Amiga RGBtoHDMI Adapter (Part 1)

Hi there.

I’m opening the Amiga section talking about something that’s now my 3rd attempt at:

  1. Convenient Video with less cable mess for my Amiga 500; and
  2. Accurate Video on my Amiga 500.

This is a weird way to start the Amiga posts as I haven’t even started a post about my Amiga 500. I’ll get around to that and all the various things I’ve done to it soon (Namely Gotek, PS/2 adapter board, the broken RAM expansion I can’t find any info on, and clean it).

Links are in-line but will summarize them at the bottom of the post if you just want the goods.

But here we are. Recently, the RGBtoHDMI project appeared on the Amiga scene with a new adapter board by c0pperdragon, and I became aware of it through Jan Beta’s video(s) about it. I’ve been attempting to get color video output options that are convenient. This includes ordering cables and adapters that have yet to appear, making my own cables, and finally buying an Amiga RGB to VGA that at least lets me see things in color to finally verify that the video is fully working on the machine. You might imagine my excitement when I saw that this adapter board exists. After checking things out and watching Jan’s video, I set about ordering a few V2 PCBs from PCBWaaaaaay (PCBWay). I found that the board had already been uploaded to the Shared Projects space on PCBWay. The Shared Projects space has actually saved me money (and wait time) multiple times on my Amiga 500 project. I ordered 5 of the PCBs and they should show up within the week of this post. That will be part 2 of this series.

I’ve also placed the order for the Raspberry Pi Zero and the Mini HDMI to HDMI cable, both are readily available from Amazon or other hobbyist electronics online retailers, so I’m sure you can find them. The ICs were a little more tricky. Jan Beta updated his channel with a pretty easily readable BOM that I took and made the chart below when I sourced the parts from Mouser (they had everything in stock when I went to order it, so they got my business for this project). I didn’t order pin headers since I have plenty in stock, but you’ll need them if you don’t have them already.
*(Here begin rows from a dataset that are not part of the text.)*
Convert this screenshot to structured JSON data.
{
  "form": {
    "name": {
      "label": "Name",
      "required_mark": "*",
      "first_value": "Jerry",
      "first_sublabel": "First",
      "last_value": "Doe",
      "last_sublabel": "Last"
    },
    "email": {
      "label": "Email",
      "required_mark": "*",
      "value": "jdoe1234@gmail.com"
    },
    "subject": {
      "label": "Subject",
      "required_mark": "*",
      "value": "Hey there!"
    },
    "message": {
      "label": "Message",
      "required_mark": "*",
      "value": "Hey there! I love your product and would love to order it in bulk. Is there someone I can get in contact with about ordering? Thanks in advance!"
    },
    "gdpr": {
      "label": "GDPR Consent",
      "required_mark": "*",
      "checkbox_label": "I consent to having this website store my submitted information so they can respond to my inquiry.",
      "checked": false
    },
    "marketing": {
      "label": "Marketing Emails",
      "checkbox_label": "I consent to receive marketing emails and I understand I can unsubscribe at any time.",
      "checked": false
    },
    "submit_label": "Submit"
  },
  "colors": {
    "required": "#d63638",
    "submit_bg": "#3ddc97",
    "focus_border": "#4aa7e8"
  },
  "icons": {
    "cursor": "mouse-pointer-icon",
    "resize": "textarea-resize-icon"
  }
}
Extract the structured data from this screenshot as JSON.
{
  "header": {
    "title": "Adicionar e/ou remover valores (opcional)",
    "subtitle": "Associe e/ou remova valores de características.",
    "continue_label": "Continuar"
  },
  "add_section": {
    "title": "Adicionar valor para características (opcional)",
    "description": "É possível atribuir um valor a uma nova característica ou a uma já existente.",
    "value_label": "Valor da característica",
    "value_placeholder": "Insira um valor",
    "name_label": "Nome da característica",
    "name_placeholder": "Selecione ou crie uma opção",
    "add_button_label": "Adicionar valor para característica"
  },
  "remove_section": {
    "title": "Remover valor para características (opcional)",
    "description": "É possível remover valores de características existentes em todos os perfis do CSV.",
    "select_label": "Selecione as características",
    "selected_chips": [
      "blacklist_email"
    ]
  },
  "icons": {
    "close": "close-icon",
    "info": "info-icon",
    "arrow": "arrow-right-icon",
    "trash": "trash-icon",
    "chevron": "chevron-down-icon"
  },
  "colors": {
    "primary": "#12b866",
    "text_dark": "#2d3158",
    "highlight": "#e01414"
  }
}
I’ll be back with more updates on this once all the parts arrive and I get to soldering.

Line NumberQuantityBoard IdentifierMfg Part NumberMouser Part NumberManufacturerDescripiton
1 1 U1 771-74LVC86APW-T 74LVC86APW,118 Nexperia Logic Gates 3.3V QUAD 2-INPUT
2 2 U2, U3 771-74LVC574APW-T 74LVC574APW,118 Nexperia Flip Flops 3.3V OCTAL D FF POS EDGE 3-S
3 1 U4 595-TLV74333PDBVR TLV74333PDBVR Texas Instruments LDO Voltage Regulators 300mA Low-Dropout (LDO) Regulator 5-SOT-23 -40 to 125
4 3 C1, C2, C3 581-06033C104J4Z2A 06033C104J4Z2A AVX Multilayer Ceramic Capacitors MLCC - SMD/SMT 25V .1uF X7R 0603 Tol 5% AEC-Q200
5 1 C4 80-C0805X105K8RACLR C0805X105K8RAC7210 KEMET Multilayer Ceramic Capacitors MLCC - SMD/SMT 10V 1uF X7R 0805 10% Flex
6 1 R1 279-CPF-A-0805B3K3E CPF-A-0805B3K3E TE Connectivity Thin Film Resistors - SMD CPF A 0805 3K3 0.1% 25PPM 5K RL
7 1 N/A 517-4848-6004-CP 4848-6004-CP 3M IC & Component Sockets 48P DUAL WIPE DIPSKT
8 1 N/A 855-M20-6112045 M20-6112045 Harwin PC / 104 Connectors 20+20P NON-STACK 2.54MM DIL
You also need:
2.54mm pin headers in the below configurations:
2 of 1x24 (for the GPIO pins on the Raspberry Pi)
1 of 1x2 (for the menu button) horizontal or bend or solder direct wires
1 of 1x3 (for the Denise/SuperDenise selector jumper) horizontal or bend/solder appropriately
1x Raspberry Pi Zero with SD card (4GB minimum)

Links for the efficient folks who don’t want to read my ramblings: